What do you think is the next big thing with the cryptocurrencies?
I do not know. Markets do whatever weird things they want to do, and the Bitcoin market is really manipulated. You cannot trust it. It is not a safe and sane market. If you want to, you can totally make money trading cryptos, but you are swimming with sharks and you look tasty. So, be aware!
I would say that Bitcoin will be increasingly regulated. It will be tied down further and further, and eventually will become a highly regulated game for the well off. The US is seriously moving towards a strong regulation on self-hosted wallets, meaning just having your own bitcoins on your computer. If you want, you can trade between yourselves, but if you want to touch the actual US dollar system, then you are going to have to show the provenance of those Bitcoins thoroughly. That is already the case in Switzerland where you have to say where your bitcoins came from if you want to introduce them from outside into the exchange system.
I think that more regulation is definitely what is going to happen.
Crowdfunding. Raising capital in traditional methods is hard. Angel investors, VC, rounds of investors, and so on. How do you think crypto changes the game?
Private traders know that zero is a number and that their investments can go to zero. But ordinary people, like your “mum and dad investors” they do not understand that. Retail investors do not really think that their personal investments could go to zero. And of course they can.
In my opinion, retail needs to stay away from crypto and crypto needs to be kept away from retail. You do not want retail people getting into this. And it is not good news for crypto either.
American regulations on ICOs look at these as securities. So, in terms of doing a crowdfunding, the US regulations have loosened up a bit to allow this to happen. But it is a tricky balance between freedom of action for the trade investor and making sure that retail ones do not get skinned.
Where do you think you would be if it were not for blockchain and crypto?
I have absolutely no idea. I completely fell into this. I have been following the Bitcoin world for several years.
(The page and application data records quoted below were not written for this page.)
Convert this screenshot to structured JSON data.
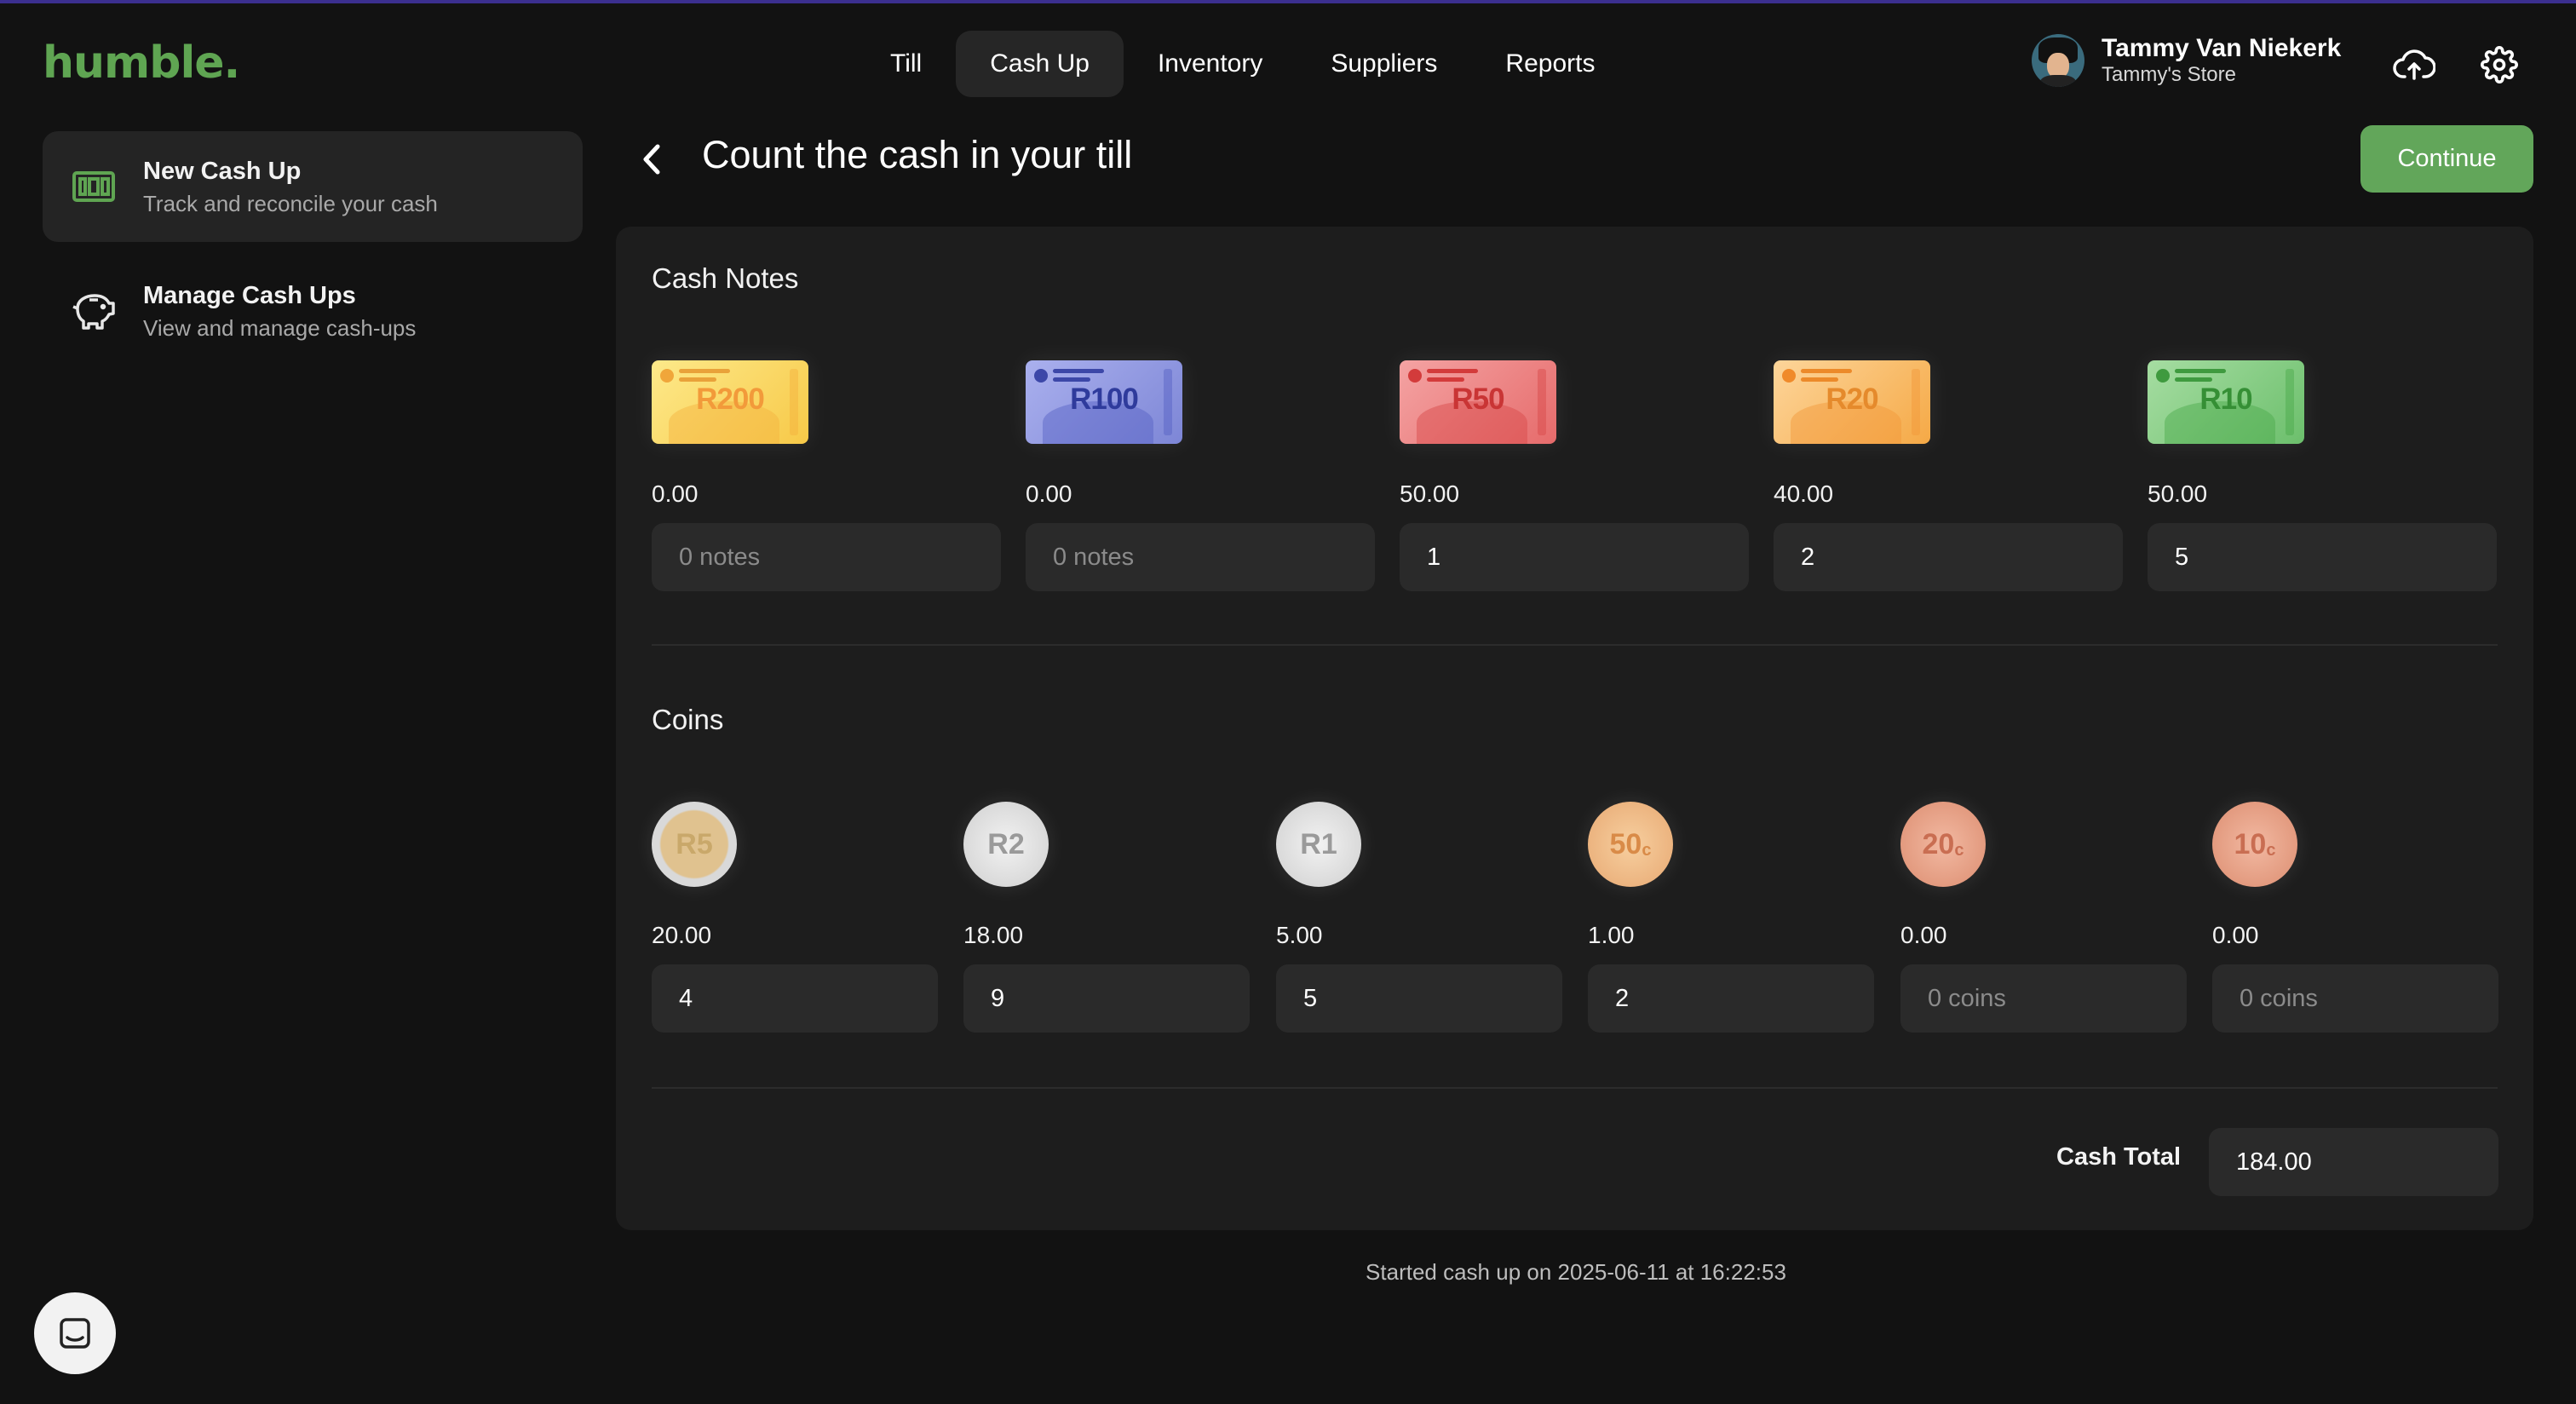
{
  "brand": {
    "logo_text": "humble."
  },
  "nav": {
    "items": [
      {
        "label": "Till"
      },
      {
        "label": "Cash Up"
      },
      {
        "label": "Inventory"
      },
      {
        "label": "Suppliers"
      },
      {
        "label": "Reports"
      }
    ],
    "active": "Cash Up"
  },
  "user": {
    "name": "Tammy Van Niekerk",
    "store": "Tammy's Store"
  },
  "toolbar": {
    "cloud_icon": "cloud-upload-icon",
    "settings_icon": "gear-icon"
  },
  "sidebar": {
    "items": [
      {
        "title": "New Cash Up",
        "subtitle": "Track and reconcile your cash",
        "icon": "cash-note-icon"
      },
      {
        "title": "Manage Cash Ups",
        "subtitle": "View and manage cash-ups",
        "icon": "piggy-bank-icon"
      }
    ]
  },
  "header": {
    "title": "Count the cash in your till",
    "continue_label": "Continue"
  },
  "cash_notes": {
    "title": "Cash Notes",
    "items": [
      {
        "label": "R200",
        "amount": "0.00",
        "value": "",
        "placeholder": "0 notes",
        "color": "#f7c948"
      },
      {
        "label": "R100",
        "amount": "0.00",
        "value": "",
        "placeholder": "0 notes",
        "color": "#7d86d6"
      },
      {
        "label": "R50",
        "amount": "50.00",
        "value": "1",
        "placeholder": "0 notes",
        "color": "#e66b6b"
      },
      {
        "label": "R20",
        "amount": "40.00",
        "value": "2",
        "placeholder": "0 notes",
        "color": "#f5a946"
      },
      {
        "label": "R10",
        "amount": "50.00",
        "value": "5",
        "placeholder": "0 notes",
        "color": "#6cbf6c"
      }
    ]
  },
  "coins": {
    "title": "Coins",
    "items": [
      {
        "label": "R5",
        "sub": "",
        "amount": "20.00",
        "value": "4",
        "placeholder": "0 coins"
      },
      {
        "label": "R2",
        "sub": "",
        "amount": "18.00",
        "value": "9",
        "placeholder": "0 coins"
      },
      {
        "label": "R1",
        "sub": "",
        "amount": "5.00",
        "value": "5",
        "placeholder": "0 coins"
      },
      {
        "label": "50",
        "sub": "c",
        "amount": "1.00",
        "value": "2",
        "placeholder": "0 coins"
      },
      {
        "label": "20",
        "sub": "c",
        "amount": "0.00",
        "value": "",
        "placeholder": "0 coins"
      },
      {
        "label": "10",
        "sub": "c",
        "amount": "0.00",
        "value": "",
        "placeholder": "0 coins"
      }
    ]
  },
  "total": {
    "label": "Cash Total",
    "value": "184.00"
  },
  "footer": {
    "started": "Started cash up on 2025-06-11 at 16:22:53"
  }
}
Just being amused at the silly stuff that happened. And then I was chatting to a friend and said, “why don’t you write a book”. I went” that sounds good”. Nine months later I had 50,000 words and 400 footnotes.
Thank you David for taking the time for this interview and for sharing your story and expertise. We wish you all the best of luck for all your current and future projects.
David Gerard is the author of “Attack of the 50 foot Blockchain” and “Libra Shrugged: How Facebook tried to take over the money”. Both books are available through his website: www.davidgerard.co.uk
— Fyggex (@fyggexchange) August 12, 2020